Michael Murphy is best known as the founder of Ireland’s Channel 6 (since bought by TV3 and rebranded 3e) and former director of programmes at TV3. He has also, since 2004, been a non-executive director of producer and distributor Beyond Television. In February he was installed as acting general manager replacing Fiona Crago after she left to pursue a veterinary qualification after 16 years at Beyond (she remains a director of Australian rights and copyright organisation Screenrights). He has now taken on the position on a permanent basis.
In a distribution world dominated by studios and super indies, Murphy says there is still room for the likes of Beyond, which has a catalogue of about 4,000 hours stretching back thirty years and employs about 200 people. “There has, for good and bad, been a lot of consolidation, but we are a strong, independent mid-sized company. There are the consolidated companies and the big studios and then Beyond comes in the category after that.”
In terms of pulling in third-party rights, Murphy says that Beyond has a couple of key advantages. One is a track record – it was created in 1984 – and the other is its financial position. “Beyond stands out because of its longevity and because we have no debt – that is attractive to producers.

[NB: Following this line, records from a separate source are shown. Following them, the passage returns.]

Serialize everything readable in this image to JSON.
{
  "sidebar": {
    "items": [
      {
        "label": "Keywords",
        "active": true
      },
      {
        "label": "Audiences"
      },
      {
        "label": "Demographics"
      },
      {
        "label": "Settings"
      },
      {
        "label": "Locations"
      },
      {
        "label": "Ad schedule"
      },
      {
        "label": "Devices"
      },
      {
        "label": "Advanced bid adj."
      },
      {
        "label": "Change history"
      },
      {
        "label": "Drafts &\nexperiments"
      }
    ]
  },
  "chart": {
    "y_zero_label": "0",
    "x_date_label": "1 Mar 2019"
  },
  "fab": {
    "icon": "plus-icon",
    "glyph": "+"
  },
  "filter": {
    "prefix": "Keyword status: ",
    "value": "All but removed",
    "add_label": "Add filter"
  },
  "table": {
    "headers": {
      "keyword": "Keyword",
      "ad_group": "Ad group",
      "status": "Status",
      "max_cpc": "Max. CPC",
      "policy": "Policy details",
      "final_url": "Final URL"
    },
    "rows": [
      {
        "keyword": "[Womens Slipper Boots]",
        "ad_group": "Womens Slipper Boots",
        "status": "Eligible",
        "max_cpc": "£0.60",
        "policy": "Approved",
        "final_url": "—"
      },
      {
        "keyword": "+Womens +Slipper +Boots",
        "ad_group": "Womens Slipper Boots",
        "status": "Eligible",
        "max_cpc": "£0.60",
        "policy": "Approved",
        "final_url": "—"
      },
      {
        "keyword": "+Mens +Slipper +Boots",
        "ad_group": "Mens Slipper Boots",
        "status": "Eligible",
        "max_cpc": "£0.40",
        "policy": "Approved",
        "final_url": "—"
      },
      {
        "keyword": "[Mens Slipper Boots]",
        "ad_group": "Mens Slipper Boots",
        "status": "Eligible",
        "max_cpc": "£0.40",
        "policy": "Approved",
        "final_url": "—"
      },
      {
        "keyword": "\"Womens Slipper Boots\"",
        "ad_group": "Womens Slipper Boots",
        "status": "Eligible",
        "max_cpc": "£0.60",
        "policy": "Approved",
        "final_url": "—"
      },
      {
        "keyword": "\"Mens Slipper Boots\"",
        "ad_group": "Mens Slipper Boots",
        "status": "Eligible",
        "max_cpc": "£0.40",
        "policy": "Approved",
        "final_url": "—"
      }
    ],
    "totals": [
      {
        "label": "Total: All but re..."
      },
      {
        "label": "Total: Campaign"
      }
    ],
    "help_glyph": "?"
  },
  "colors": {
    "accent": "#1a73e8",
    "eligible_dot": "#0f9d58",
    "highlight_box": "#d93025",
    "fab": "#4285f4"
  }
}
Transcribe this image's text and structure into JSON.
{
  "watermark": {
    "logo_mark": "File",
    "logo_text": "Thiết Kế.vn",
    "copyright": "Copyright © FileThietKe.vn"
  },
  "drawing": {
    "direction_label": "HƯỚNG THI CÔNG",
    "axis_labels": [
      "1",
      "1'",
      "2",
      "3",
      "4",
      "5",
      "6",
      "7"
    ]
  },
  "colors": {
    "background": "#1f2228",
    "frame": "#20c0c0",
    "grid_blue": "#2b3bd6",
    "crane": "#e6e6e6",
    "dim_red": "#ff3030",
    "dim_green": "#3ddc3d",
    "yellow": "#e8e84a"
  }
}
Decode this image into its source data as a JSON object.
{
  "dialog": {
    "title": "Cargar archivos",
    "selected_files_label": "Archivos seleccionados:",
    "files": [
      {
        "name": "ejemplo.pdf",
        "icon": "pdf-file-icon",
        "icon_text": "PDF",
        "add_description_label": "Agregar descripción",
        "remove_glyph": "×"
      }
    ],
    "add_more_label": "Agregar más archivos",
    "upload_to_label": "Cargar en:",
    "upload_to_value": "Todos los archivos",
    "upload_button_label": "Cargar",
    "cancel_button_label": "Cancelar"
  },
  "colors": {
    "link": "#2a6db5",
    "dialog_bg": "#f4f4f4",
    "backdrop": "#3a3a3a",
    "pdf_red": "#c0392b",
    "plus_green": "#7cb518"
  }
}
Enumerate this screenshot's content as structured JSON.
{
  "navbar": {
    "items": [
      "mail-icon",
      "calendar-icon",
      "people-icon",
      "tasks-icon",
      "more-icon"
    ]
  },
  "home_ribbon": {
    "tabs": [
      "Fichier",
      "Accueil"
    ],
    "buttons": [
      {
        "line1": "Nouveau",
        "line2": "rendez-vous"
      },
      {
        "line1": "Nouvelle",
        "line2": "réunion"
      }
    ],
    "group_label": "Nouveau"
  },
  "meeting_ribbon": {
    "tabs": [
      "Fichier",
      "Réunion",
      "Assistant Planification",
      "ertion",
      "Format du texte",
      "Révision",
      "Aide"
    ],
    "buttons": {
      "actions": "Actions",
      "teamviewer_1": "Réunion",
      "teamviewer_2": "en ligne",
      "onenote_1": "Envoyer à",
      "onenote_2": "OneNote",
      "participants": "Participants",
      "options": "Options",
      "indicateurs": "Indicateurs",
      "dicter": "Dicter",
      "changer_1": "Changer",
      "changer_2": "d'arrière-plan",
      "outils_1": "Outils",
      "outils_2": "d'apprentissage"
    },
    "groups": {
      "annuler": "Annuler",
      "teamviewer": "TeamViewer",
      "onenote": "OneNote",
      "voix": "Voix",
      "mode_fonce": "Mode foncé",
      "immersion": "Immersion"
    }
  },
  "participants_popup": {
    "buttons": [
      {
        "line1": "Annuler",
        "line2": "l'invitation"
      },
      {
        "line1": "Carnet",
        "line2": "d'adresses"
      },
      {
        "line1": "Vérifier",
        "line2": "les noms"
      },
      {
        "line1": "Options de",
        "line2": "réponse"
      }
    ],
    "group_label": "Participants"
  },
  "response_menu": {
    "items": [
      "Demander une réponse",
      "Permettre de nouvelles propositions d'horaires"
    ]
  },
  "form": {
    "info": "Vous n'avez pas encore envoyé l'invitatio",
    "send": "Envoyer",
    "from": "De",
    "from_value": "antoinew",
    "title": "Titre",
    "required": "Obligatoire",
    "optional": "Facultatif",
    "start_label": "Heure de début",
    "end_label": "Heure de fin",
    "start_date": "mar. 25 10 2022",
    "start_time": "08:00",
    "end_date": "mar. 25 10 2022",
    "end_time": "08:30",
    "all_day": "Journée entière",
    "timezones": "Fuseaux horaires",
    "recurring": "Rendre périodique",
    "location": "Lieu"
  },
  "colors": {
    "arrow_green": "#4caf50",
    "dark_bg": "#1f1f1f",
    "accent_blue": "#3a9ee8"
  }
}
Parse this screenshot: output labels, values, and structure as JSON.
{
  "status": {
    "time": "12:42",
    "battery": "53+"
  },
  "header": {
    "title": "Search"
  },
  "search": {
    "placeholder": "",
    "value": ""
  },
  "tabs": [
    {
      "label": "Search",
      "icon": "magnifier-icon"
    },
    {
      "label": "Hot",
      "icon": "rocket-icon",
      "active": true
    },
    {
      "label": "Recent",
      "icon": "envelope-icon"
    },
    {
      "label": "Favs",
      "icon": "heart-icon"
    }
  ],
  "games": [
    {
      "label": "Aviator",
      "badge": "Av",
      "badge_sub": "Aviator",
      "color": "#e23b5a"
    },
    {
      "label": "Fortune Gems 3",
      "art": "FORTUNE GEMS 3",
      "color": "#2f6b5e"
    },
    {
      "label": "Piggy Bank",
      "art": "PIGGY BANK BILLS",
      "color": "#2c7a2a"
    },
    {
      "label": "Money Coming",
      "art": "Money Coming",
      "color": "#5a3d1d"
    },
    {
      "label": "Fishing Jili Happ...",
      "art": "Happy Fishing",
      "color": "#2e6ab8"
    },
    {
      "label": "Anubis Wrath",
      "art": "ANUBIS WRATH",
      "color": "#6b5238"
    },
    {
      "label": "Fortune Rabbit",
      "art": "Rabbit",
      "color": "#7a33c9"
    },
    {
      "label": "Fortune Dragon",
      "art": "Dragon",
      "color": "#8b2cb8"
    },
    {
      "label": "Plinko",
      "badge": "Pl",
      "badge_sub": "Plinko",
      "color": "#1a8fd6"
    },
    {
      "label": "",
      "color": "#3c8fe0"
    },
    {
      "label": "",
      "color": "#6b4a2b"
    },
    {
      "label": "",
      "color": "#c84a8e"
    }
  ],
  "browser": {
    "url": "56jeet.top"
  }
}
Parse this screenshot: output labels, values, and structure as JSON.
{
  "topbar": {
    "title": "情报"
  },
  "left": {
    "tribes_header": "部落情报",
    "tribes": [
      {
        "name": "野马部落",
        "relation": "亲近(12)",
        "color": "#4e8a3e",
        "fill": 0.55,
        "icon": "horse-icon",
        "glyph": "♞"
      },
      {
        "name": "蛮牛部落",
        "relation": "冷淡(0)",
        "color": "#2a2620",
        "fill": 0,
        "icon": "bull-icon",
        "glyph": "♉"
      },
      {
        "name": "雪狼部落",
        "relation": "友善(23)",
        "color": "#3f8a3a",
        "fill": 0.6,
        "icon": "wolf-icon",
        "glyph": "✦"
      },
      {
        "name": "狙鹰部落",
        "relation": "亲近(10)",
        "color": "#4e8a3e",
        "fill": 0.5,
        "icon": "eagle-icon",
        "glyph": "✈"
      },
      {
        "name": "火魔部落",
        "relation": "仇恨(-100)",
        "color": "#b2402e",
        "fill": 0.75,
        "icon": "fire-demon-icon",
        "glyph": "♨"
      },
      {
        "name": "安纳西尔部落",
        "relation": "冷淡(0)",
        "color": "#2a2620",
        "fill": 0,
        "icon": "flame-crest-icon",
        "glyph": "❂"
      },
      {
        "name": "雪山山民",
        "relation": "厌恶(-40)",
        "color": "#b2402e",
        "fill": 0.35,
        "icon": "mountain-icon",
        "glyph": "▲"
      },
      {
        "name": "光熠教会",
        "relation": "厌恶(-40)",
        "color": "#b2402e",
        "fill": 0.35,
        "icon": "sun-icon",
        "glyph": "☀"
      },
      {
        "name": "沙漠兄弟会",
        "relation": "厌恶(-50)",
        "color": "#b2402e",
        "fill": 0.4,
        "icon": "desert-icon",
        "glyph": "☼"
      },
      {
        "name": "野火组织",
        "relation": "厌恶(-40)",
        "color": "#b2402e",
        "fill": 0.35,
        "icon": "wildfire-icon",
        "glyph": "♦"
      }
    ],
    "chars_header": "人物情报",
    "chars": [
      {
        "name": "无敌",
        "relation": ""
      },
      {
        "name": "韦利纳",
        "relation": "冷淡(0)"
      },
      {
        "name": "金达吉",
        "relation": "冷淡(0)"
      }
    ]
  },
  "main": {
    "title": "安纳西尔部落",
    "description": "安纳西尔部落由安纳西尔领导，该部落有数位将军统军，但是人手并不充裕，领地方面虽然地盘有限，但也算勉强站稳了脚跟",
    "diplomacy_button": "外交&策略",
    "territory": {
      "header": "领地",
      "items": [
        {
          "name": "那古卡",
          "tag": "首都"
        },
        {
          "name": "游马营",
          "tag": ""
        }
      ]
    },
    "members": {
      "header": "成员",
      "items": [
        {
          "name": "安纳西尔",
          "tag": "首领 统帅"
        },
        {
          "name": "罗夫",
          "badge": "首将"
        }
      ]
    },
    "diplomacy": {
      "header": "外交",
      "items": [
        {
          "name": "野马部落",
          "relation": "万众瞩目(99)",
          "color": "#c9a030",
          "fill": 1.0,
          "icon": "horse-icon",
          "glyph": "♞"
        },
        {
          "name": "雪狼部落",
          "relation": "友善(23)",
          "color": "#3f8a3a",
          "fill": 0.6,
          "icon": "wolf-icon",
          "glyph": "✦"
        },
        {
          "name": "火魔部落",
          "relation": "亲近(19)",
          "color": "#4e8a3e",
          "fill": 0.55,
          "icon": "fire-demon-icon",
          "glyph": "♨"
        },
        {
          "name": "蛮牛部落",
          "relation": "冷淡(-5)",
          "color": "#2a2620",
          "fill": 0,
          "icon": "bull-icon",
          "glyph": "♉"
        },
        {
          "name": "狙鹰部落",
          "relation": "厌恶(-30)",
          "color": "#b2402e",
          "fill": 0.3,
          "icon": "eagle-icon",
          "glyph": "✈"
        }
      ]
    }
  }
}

We have the size and clout to give visibility to their programmes and they know we can pay and pay on time.”
The company is listed on the Australian Stock Exchange and with former boss Crago based in its Southern Hemisphere HQ is regarded by many as an Australian firm. Murphy is keen to change that perception.
“Look at Beyond’s structure,” Murphy says. “I’m in the Northern Hemisphere, I split my time between Dublin and London, many of our key staff are here and we work with producers from the UK, Canada and the US, not necessarily just Australia. One of my primary goals is to make us more accessible to Northern Hemisphere producers.”
Recent hits are firmly in the unscripted area with the business case for scripted hard to make for a mid-sized firm such as Beyond (although it has a library of features). “There aren’t so many opportunities in the drama field,” Murphy says. “Minimum guarantees [to producers] have gone through the roof and Beyond has stepped back. Our strength is in fact-ent and kids.”
His comments are borne out in the company’s top-performing programmes, which include Deadly Women, Monster Bug Wars, Dark Minds and Mythbusters, the popular science series that Beyond produces and distributes and which has run for a decade on Discovery.
On the acquired programming side, Highway Through Hell, which Great Pacific Media originally made for Discovery Canada, has been doing well. Beyond picked up international rights in late 2012 with another show from the Vancouver-based indie, The Mistress, in which Gordon Ramsay and Jeffrey Archer’s former mistress Sarah Symonds counsels other women caught in extra-marital affairs.
Revenue for the six months to end-2012 was A$49.8 million (US$46.5 milion), a 13% year-on-year increase and pre-tax profit of A$5.6 million was up 22%.
In terms of third-party content, Murphy is convinced there is enough out there not tied up in existing distribution deals. He says: “There is plenty of exciting programming being produced by non-affiliated producers. A lot of the larger producers have been signed up [to distribution deals or bought, but there are always good individual programmes out there and a lot of programmers like the flexibility of choosing a distributor on a programme by programme basis.”
Murphy tells TBI that the sales team has just concluded several programming deals with UK broadcasters including shopping five seasons of Motorway Patrol to pay TV operator BSkyB and another show from Kiwi producer Greenstone Pictures, Crash Investigation Unit, to digital channels group UKTV. Forging deeper links with UK producers is a top priority for the new Beyond boss, although he acknowledges it is an extremely tough market.
Accordingly, Murphy is also targeting the increasing number of producers in continental Europe with projects that have English language potential, notably those in Scandinavia and Germany.
“There are opportunities to develop relationships in those markets and with those producers that might not have previously thought of Beyond as a partner,” he says.
European sales are, meanwhile, ticking along nicely. Beyond has just sold CMJ Productions’ marriages gone wrong series Fatal Vows to A+E’s Crime & Investigation channel across the CEE, Benelux and Middle East regions and to Modern Times Group-owned Viasat in Denmark. The Viasat channel also picked up the second season of serial killer series Dark Minds, as did TV4 in Sweden and Finland.